The Georgia Jump
Big month-to-month, year-to-year gas price hikes in Southeast, 37 states, D.C.
WASHINGTON -- The national average for a gallon of gasoline hit $3.70 this week, according to AAA, up 16 cents per gallon (cpg) compared to last month. This is up 20 cpg compared to this same date last year, making it the largest year-over-year increase since July 22, 2013; however, it is a lower average than this same date in 2011 and 2012.
The national gasoline price average has risen 76 of the past 80 days, said AAA, but it continues to follow the association's projection for spring, with a peak expected between $3.55 and $3.75.
The biggest price increases in the second half of April played out in the Northeast, with Connecticut (+8 cpg), Massachusetts (+8 cpg), New Hampshire (+7 cpg) and Rhode Island (+7 cpg) among the top 10 in largest weekly price increases; however, Utah takes the prize for most dramatic price increase over the last seven days, with the average price per gallon up 11 cents.
Meanwhile, prices have fallen during the last seven days in the Southeast and Midcontinent, with Kentucky (-4 cpg), Nebraska (-2 cpg), Arkansas (-2 cpg) and Florida (-2 cpg) enjoying the biggest decreases. Prices also fell slightly in Colorado, Iowa, Kansas, Wisconsin, Oklahoma, North Dakota and Texas.
Year-over-year, prices in 37 states and the District of Columbia have increased by double digits, with California (+35 cpg), Delaware (+32 cpg) and Georgia (+32 cpg) taking the lead. AAA cited the tensions in Ukraine as the main reason for elevated crude oil prices, contributing to higher gasoline prices.
In his blog, fuel analyst Patrick DeHaan noted that GasBuddy.com data confirms that gasoline prices dropped in March and spiked substantially in April. The national monthly average for unleaded regular is up more than 12 cpg vs. March, according to GasBuddy.com figures, with more increases in store as "summer blend" gasoline replaces the less-expensive winter formulation.
On a month-to-month basis, April gasoline prices have trended lower in a few states, including Colorado, Utah, Alaska and Minnesota. In Colorado the gap is especially evident--for example, Fremont County's average was 2.9% lower in April than in March, representing a 10-cpg decrease, which DeHaan said was the biggest county decrease in the United States. He pointed to higher refinery runs and the ramp up in domestic crude production for moderating prices in parts of the Rockies.

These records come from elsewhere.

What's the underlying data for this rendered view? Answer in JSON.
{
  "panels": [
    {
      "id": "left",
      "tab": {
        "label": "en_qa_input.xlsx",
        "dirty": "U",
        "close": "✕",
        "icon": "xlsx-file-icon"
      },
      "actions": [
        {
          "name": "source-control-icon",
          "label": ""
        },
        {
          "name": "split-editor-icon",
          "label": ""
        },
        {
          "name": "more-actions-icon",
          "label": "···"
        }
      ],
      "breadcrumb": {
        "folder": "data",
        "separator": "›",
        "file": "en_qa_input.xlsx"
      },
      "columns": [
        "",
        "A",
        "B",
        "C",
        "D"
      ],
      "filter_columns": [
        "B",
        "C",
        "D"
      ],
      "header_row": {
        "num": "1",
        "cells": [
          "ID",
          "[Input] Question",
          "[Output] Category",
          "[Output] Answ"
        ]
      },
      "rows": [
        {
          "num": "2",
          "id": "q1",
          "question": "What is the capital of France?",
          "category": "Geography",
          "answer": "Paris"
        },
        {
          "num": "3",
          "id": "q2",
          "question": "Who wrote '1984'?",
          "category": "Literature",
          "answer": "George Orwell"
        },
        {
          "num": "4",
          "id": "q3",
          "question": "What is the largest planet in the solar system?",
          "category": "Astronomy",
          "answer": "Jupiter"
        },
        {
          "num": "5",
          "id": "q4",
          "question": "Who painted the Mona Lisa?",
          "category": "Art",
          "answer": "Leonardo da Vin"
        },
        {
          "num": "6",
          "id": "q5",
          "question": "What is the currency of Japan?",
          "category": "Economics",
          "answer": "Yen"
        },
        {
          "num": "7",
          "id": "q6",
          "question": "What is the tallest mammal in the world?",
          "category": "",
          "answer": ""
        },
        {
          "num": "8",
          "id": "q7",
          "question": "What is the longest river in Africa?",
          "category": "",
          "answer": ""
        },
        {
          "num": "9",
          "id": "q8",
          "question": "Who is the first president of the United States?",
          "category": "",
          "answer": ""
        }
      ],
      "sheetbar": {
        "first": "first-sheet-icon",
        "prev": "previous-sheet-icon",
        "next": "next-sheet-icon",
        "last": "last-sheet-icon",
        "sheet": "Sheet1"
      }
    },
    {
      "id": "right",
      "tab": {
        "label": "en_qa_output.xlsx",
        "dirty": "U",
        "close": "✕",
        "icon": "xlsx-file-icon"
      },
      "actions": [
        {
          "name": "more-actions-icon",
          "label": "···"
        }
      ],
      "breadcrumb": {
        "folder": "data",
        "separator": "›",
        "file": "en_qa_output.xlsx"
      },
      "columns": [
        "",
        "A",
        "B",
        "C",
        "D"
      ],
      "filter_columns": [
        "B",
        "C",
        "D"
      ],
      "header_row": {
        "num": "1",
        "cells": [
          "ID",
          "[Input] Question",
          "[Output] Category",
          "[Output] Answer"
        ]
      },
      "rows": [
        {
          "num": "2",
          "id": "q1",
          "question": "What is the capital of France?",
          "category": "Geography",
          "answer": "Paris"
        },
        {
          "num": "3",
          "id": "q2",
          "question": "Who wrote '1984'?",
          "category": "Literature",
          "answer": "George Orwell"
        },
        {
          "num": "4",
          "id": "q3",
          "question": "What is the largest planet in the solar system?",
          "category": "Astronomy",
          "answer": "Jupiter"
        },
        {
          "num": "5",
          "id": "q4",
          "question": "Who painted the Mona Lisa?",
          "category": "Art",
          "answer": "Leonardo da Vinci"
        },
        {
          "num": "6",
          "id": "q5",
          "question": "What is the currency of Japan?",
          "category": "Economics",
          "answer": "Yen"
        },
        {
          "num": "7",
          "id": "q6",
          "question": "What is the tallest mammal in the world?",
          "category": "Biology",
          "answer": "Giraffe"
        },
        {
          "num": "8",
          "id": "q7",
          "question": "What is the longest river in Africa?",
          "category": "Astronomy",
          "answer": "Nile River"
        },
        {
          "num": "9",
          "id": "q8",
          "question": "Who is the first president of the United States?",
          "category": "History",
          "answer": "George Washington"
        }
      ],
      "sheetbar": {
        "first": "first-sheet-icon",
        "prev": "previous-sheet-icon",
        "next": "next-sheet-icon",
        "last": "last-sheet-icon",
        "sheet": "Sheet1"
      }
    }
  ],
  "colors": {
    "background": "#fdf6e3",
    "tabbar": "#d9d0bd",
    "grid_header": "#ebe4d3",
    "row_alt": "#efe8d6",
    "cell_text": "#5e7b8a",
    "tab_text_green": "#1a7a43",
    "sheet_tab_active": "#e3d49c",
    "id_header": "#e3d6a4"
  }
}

But also on a month-to-month basis, big price increases have hit parts of the Southeast and Mid-Atlantic in April. DeHaan cited Washington, D.C., Georgia and Alabama, where gasoline prices have soared 20 cpg or more vs. March. Some cities and counties saw prices jump 30 cpg or more, especially in Georgia.
"An especially ambitious amount" of refinery maintenance on the Gulf Coast and lower imports is helping pressure prices here higher, said DeHaan.